Featuring Zen 3 architecture and up to 64 cores, the 3rd generation AMD EPYC processors feature a system on a chip design with integrated I/O controllers. They also support 8x memory channels each. 2x memory modules can be installed per memory channel for a larger memory footprint but memory speed will be reduced. With each 8 core chiplet sharing 32MB L3 cache, the CPUs can have up to 256MB of L3 cache plus up to 4.1GHz turbo. This chassis will support CPUs with a thermal design power rating up 280W. Memory speeds are variable depending on a number of factors.

Only DDR4 modules are supported in capacities of 32GB and 64GB for up to 2TB of memory with all 32 DIMM slots loaded with 64GB memory modules. The documentation also says up to 256GB per memory channel, which would provide up to 4TB of memory at capacity. 
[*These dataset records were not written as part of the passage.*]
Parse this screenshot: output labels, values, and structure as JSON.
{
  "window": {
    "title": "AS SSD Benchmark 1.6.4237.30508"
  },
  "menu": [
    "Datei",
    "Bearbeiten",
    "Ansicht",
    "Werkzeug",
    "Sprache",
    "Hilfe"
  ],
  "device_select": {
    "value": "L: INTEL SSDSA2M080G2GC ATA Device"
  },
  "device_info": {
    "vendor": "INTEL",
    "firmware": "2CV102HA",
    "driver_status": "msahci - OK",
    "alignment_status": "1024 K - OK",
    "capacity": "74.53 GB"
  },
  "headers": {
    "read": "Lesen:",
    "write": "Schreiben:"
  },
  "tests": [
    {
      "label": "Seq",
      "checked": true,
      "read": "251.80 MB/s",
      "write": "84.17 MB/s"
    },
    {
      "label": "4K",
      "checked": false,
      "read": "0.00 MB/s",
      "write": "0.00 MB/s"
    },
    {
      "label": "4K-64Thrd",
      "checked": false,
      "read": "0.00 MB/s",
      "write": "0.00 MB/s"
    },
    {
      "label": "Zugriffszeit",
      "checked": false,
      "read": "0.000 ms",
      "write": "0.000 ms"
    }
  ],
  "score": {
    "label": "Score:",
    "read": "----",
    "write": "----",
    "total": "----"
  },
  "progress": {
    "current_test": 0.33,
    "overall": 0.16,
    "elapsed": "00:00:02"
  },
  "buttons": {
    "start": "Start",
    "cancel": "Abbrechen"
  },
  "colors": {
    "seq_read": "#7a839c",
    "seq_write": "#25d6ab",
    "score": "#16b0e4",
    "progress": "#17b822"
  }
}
The processors in the Dell EMC PowerEdge XE8545 Server get a little, well a lot, of help from the 4x NVMe SXM4 A100 Tensor core GPUs as this system is NVIDIA Certified. These GPUs support NVIDIA’s A100 GPUS with Ampere architecture and can cover a large range of processing needs for highly parallel workloads like machine learning and AI inference, not to mention virtualized workloads with the MIG or multi-Instance GPU feature.

Dell PowerEdge X8545 NVIDIA SXM4 gpu

With MIG they can be partitioned into 7 isolated GPU instances. They offer a 20 times improvement over the performance of just the previous generation Volta-based GPUs. The 80GB version offers the World’s fastest memory bandwidth at over 2TB per second. 

The GPUs are installed on an NVIDIA NVLink board offering GPU-to-GPU communications speeds of up to 600GB/s. That is significantly less than the 2TB per second bandwidth they are capable of. I think that 2TB memory bandwidth is just the GPU having an internal conversation from its tensor cores to the GPU memory before it arrives at some conclusion and spits it out.

Choose from either the NVIDIA 400W A100 40GB GPUs or NVIDIA 500W A100 80GB GPUs. 400W is for the standard configuration, but with a custom thermal solution like this baby has, you’re good to go at up to 500W. That said, with the 500W GPUS installed, the system will also have a thermal warning at 28 degrees Celsius instead of the normal 38 degrees Celsius to prevent thermal damage to the system. 

For high-performance computing, AI, AI inference and machine learning applications, the Dell EMC PowerEdge XE8545 GPU server delivers oodles of performance. Seems like just about every server today addresses AI in some way or another but this one is designed to hit it in a big way with 4x SXM4 A100 GPUs. And with dual 3rd gen AMD EPYC CPUs you can throw up to 128 cores of processing power at your workloads and expect results quickly. 

If you have any questions about this system or any other, post them in the comments section below. We are an authorized partner with Dell Technologies and an Elite Partner with NVIDIA! Visit our website.